A kernel function on point clouds could also be defined. One way to do this is based on a distance metric (but this isn't necessary). For example, radial basis function (RBF) kernels are typically defined on vector spaces, using Euclidean distance. But, we could instead define one on variably-sized point clouds. Given a distance metric $D$ on point clouds and kernel bandwidth $\sigma$, the RBF kernel is:

$$K(x_1, x_2) = \exp \left ( -\frac{D(x_1, x_2)^2}{2 \sigma^2} \right )$$

Learning a function

The goal is to learn a function mapping variably-sized point clouds to real number outputs, based on a set of examples. Given a suitable distance metric or kernel function on point clouds (as above), this problem can be solved using standard regression methods.

As a particularly simple example, given a distance metric, one could use k-nearest neighbors regression. Given a kernel function, kernel regression or kernelized support vector regression could be used.
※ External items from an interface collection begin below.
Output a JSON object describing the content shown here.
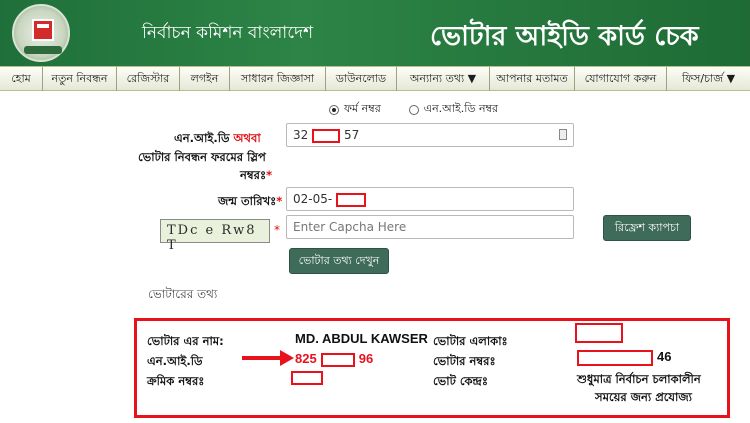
{
  "header": {
    "left_title": "নির্বাচন কমিশন বাংলাদেশ",
    "right_title": "ভোটার আইডি কার্ড চেক"
  },
  "nav": {
    "items": [
      "হোম",
      "নতুন নিবন্ধন",
      "রেজিস্টার",
      "লগইন",
      "সাধারন জিজ্ঞাসা",
      "ডাউনলোড",
      "অন্যান্য তথ্য ▼",
      "আপনার মতামত",
      "যোগাযোগ করুন",
      "ফিস/চার্জ ▼"
    ]
  },
  "form": {
    "radio_form_no": "ফর্ম নম্বর",
    "radio_nid_no": "এন.আই.ডি নম্বর",
    "label_nid": "এন.আই.ডি",
    "label_or": "অথবা",
    "label_slip": "ভোটার নিবন্ধন ফরমের স্লিপ",
    "label_slip2": "নম্বরঃ",
    "nid_prefix": "32",
    "nid_suffix": "57",
    "label_dob": "জন্ম তারিখঃ",
    "dob_prefix": "02-05-",
    "captcha_text": "TDc e Rw8 T",
    "captcha_placeholder": "Enter Capcha Here",
    "refresh_button": "রিফ্রেশ ক্যাপচা",
    "submit_button": "ভোটার তথ্য দেখুন"
  },
  "voter_info": {
    "section_title": "ভোটারের তথ্য",
    "name_label": "ভোটার এর নাম:",
    "name_value": "MD. ABDUL KAWSER",
    "area_label": "ভোটার এলাকাঃ",
    "nid_label": "এন.আই.ডি",
    "nid_prefix": "825",
    "nid_suffix": "96",
    "voter_no_label": "ভোটার নম্বরঃ",
    "voter_no_suffix": "46",
    "serial_label": "ক্রমিক নম্বরঃ",
    "center_label": "ভোট কেন্দ্রঃ",
    "center_note_1": "শুধুমাত্র নির্বাচন চলাকালীন",
    "center_note_2": "সময়ের জন্য প্রযোজ্য"
  },
  "colors": {
    "header_green": "#2d8446",
    "highlight_red": "#e8121c",
    "button_green": "#3f6b5a"
  }
}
Alternatively, one could use an RBF network, which is a type of neural net. There should be various tricks to reduce the computational load in each case, particularly if distance computations are expensive.
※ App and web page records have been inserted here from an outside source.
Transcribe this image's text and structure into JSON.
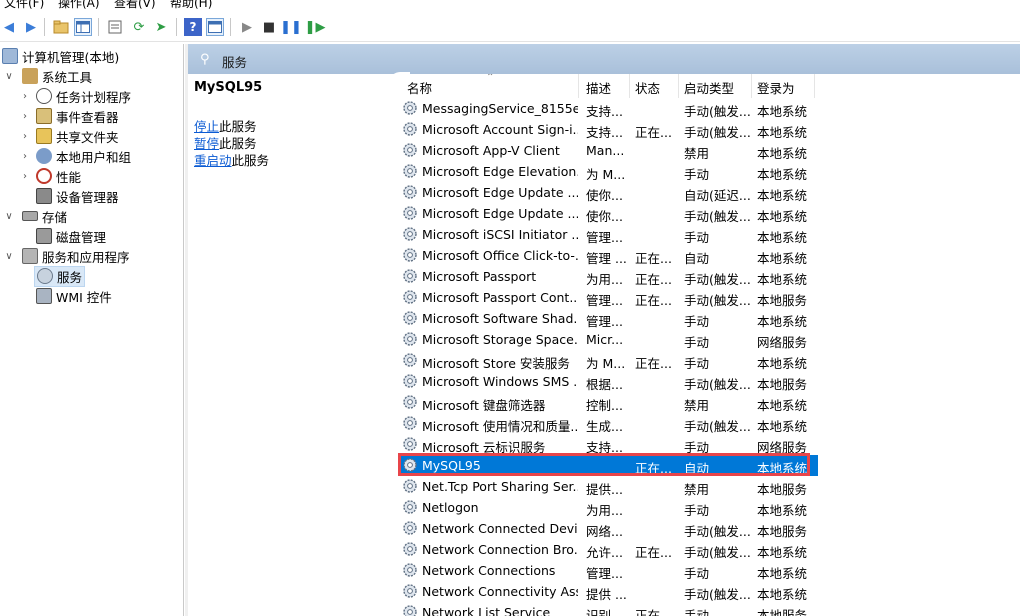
{
  "menu": {
    "items": [
      "文件(F)",
      "操作(A)",
      "查看(V)",
      "帮助(H)"
    ]
  },
  "toolbar": {
    "icons": [
      "back-arrow-icon",
      "forward-arrow-icon",
      "folder-icon",
      "show-hide-console-tree-icon",
      "properties-icon",
      "refresh-icon",
      "export-icon",
      "help-icon",
      "console-icon",
      "play-icon",
      "stop-icon",
      "pause-icon",
      "resume-icon"
    ]
  },
  "tree": {
    "root": "计算机管理(本地)",
    "system_tools": "系统工具",
    "task_scheduler": "任务计划程序",
    "event_viewer": "事件查看器",
    "shared_folders": "共享文件夹",
    "local_users": "本地用户和组",
    "performance": "性能",
    "device_manager": "设备管理器",
    "storage": "存储",
    "disk_management": "磁盘管理",
    "services_apps": "服务和应用程序",
    "services": "服务",
    "wmi": "WMI 控件"
  },
  "header": {
    "title": "服务"
  },
  "description": {
    "service_name": "MySQL95",
    "stop_link": "停止",
    "stop_suffix": "此服务",
    "pause_link": "暂停",
    "pause_suffix": "此服务",
    "restart_link": "重启动",
    "restart_suffix": "此服务"
  },
  "columns": {
    "name": "名称",
    "description": "描述",
    "status": "状态",
    "startup_type": "启动类型",
    "log_on_as": "登录为"
  },
  "services": [
    {
      "name": "MessagingService_8155e",
      "desc": "支持...",
      "status": "",
      "startup": "手动(触发...",
      "logon": "本地系统"
    },
    {
      "name": "Microsoft Account Sign-i...",
      "desc": "支持...",
      "status": "正在...",
      "startup": "手动(触发...",
      "logon": "本地系统"
    },
    {
      "name": "Microsoft App-V Client",
      "desc": "Man...",
      "status": "",
      "startup": "禁用",
      "logon": "本地系统"
    },
    {
      "name": "Microsoft Edge Elevation...",
      "desc": "为 M...",
      "status": "",
      "startup": "手动",
      "logon": "本地系统"
    },
    {
      "name": "Microsoft Edge Update ...",
      "desc": "使你...",
      "status": "",
      "startup": "自动(延迟...",
      "logon": "本地系统"
    },
    {
      "name": "Microsoft Edge Update ...",
      "desc": "使你...",
      "status": "",
      "startup": "手动(触发...",
      "logon": "本地系统"
    },
    {
      "name": "Microsoft iSCSI Initiator ...",
      "desc": "管理...",
      "status": "",
      "startup": "手动",
      "logon": "本地系统"
    },
    {
      "name": "Microsoft Office Click-to-...",
      "desc": "管理 ...",
      "status": "正在...",
      "startup": "自动",
      "logon": "本地系统"
    },
    {
      "name": "Microsoft Passport",
      "desc": "为用...",
      "status": "正在...",
      "startup": "手动(触发...",
      "logon": "本地系统"
    },
    {
      "name": "Microsoft Passport Cont...",
      "desc": "管理...",
      "status": "正在...",
      "startup": "手动(触发...",
      "logon": "本地服务"
    },
    {
      "name": "Microsoft Software Shad...",
      "desc": "管理...",
      "status": "",
      "startup": "手动",
      "logon": "本地系统"
    },
    {
      "name": "Microsoft Storage Space...",
      "desc": "Micr...",
      "status": "",
      "startup": "手动",
      "logon": "网络服务"
    },
    {
      "name": "Microsoft Store 安装服务",
      "desc": "为 M...",
      "status": "正在...",
      "startup": "手动",
      "logon": "本地系统"
    },
    {
      "name": "Microsoft Windows SMS ...",
      "desc": "根据...",
      "status": "",
      "startup": "手动(触发...",
      "logon": "本地服务"
    },
    {
      "name": "Microsoft 键盘筛选器",
      "desc": "控制...",
      "status": "",
      "startup": "禁用",
      "logon": "本地系统"
    },
    {
      "name": "Microsoft 使用情况和质量...",
      "desc": "生成...",
      "status": "",
      "startup": "手动(触发...",
      "logon": "本地系统"
    },
    {
      "name": "Microsoft 云标识服务",
      "desc": "支持...",
      "status": "",
      "startup": "手动",
      "logon": "网络服务"
    },
    {
      "name": "MySQL95",
      "desc": "",
      "status": "正在...",
      "startup": "自动",
      "logon": "本地系统",
      "selected": true
    },
    {
      "name": "Net.Tcp Port Sharing Ser...",
      "desc": "提供...",
      "status": "",
      "startup": "禁用",
      "logon": "本地服务"
    },
    {
      "name": "Netlogon",
      "desc": "为用...",
      "status": "",
      "startup": "手动",
      "logon": "本地系统"
    },
    {
      "name": "Network Connected Devi...",
      "desc": "网络...",
      "status": "",
      "startup": "手动(触发...",
      "logon": "本地服务"
    },
    {
      "name": "Network Connection Bro...",
      "desc": "允许...",
      "status": "正在...",
      "startup": "手动(触发...",
      "logon": "本地系统"
    },
    {
      "name": "Network Connections",
      "desc": "管理...",
      "status": "",
      "startup": "手动",
      "logon": "本地系统"
    },
    {
      "name": "Network Connectivity Ass...",
      "desc": "提供 ...",
      "status": "",
      "startup": "手动(触发...",
      "logon": "本地系统"
    },
    {
      "name": "Network List Service",
      "desc": "识别...",
      "status": "正在...",
      "startup": "手动",
      "logon": "本地服务"
    }
  ],
  "colors": {
    "selection": "#0078d7",
    "highlight_border": "#e8454a",
    "link": "#0b5bd3",
    "header_band": "#b3c8e0"
  }
}
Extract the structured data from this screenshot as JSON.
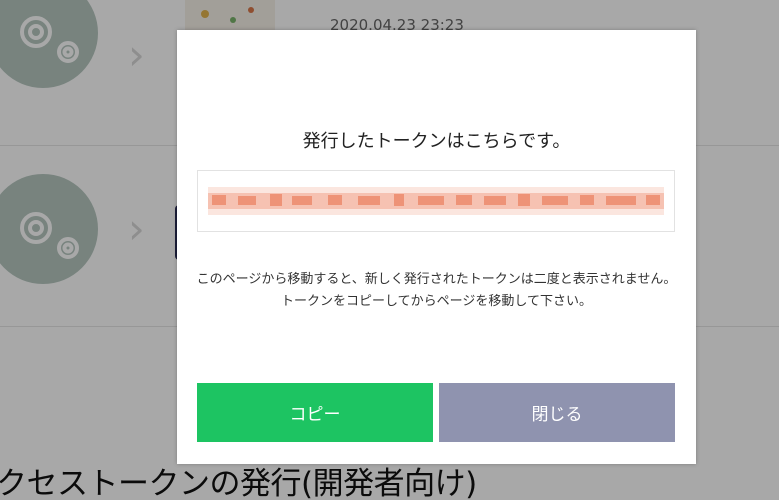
{
  "background": {
    "rows": [
      {
        "timestamp": "2020.04.23 23:23"
      },
      {
        "timestamp": ""
      }
    ],
    "page_heading": "クセストークンの発行(開発者向け)"
  },
  "modal": {
    "title": "発行したトークンはこちらです。",
    "token_value": "",
    "message": "このページから移動すると、新しく発行されたトークンは二度と表示されません。トークンをコピーしてからページを移動して下さい。",
    "buttons": {
      "copy_label": "コピー",
      "close_label": "閉じる"
    }
  },
  "colors": {
    "copy_button": "#1dc462",
    "close_button": "#8f93af",
    "gear_circle": "#b6c7c0",
    "token_blur": "#f0a08a"
  },
  "icons": [
    "gear-icon",
    "chevron-right-icon"
  ]
}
• Your approach relies on the definition of a distance metric between point clouds. This distance metric should respect many symmetries that the velocity decifit function surely has, such as for example the fact that all clouds made up of the same points in arbitrary order give rise to exactly the same velocity deficit (for example, , the two point clouds {(1,3),(3,4)} and {(3,4), (1,3)}). Can you give an example of such a metric? – DeltaIV Jan 8 '18 at 18:59
• Yes, the edit distance I mentioned should obey that particular symmetry (distance between order permutations of a point cloud is zero). I may need to edit to clarify why that's true. Another possibility might be smoothing the point clouds to obtain continuous functions, then integrating over the smoothed functions to compare them. – user20160 Jan 8 '18 at 23:41
• Of course, these are solutions for generic point clouds, and it would be really cool if someone w/ knowledge of CFD (not me) could come up with a distance metric that reflects the structure of this particular problem (e.g. similarity of point clouds implies similarity of fluid behavior in some sense) – user20160 Jan 8 '18 at 23:43
• Yes, after rereading your answer more carefully I noticed that you did mention that "the distance is invariant to the order of the points", but I couldn't edit my comment anymore (5 mins limit). Adding a practical example may help clarify things. Smoothing the point clouds to obtain continuous functions also sounds interesting: do you suggest adding a radial basis function at each point and finding a linear combination of them which interpolates the point cloud? – DeltaIV Jan 9 '18 at 0:02
• Interesting. Yeah, hope to hear more from OP. Regarding smoothing: yes, smoothing with a Gaussian kernel seems like a reasonable thing to do. It would essentially be a kernel density estimate that outputs the local density of points at any location. The deep sets approach you mentioned sounds fascinating. – user20160 Jan 10 '18 at 0:53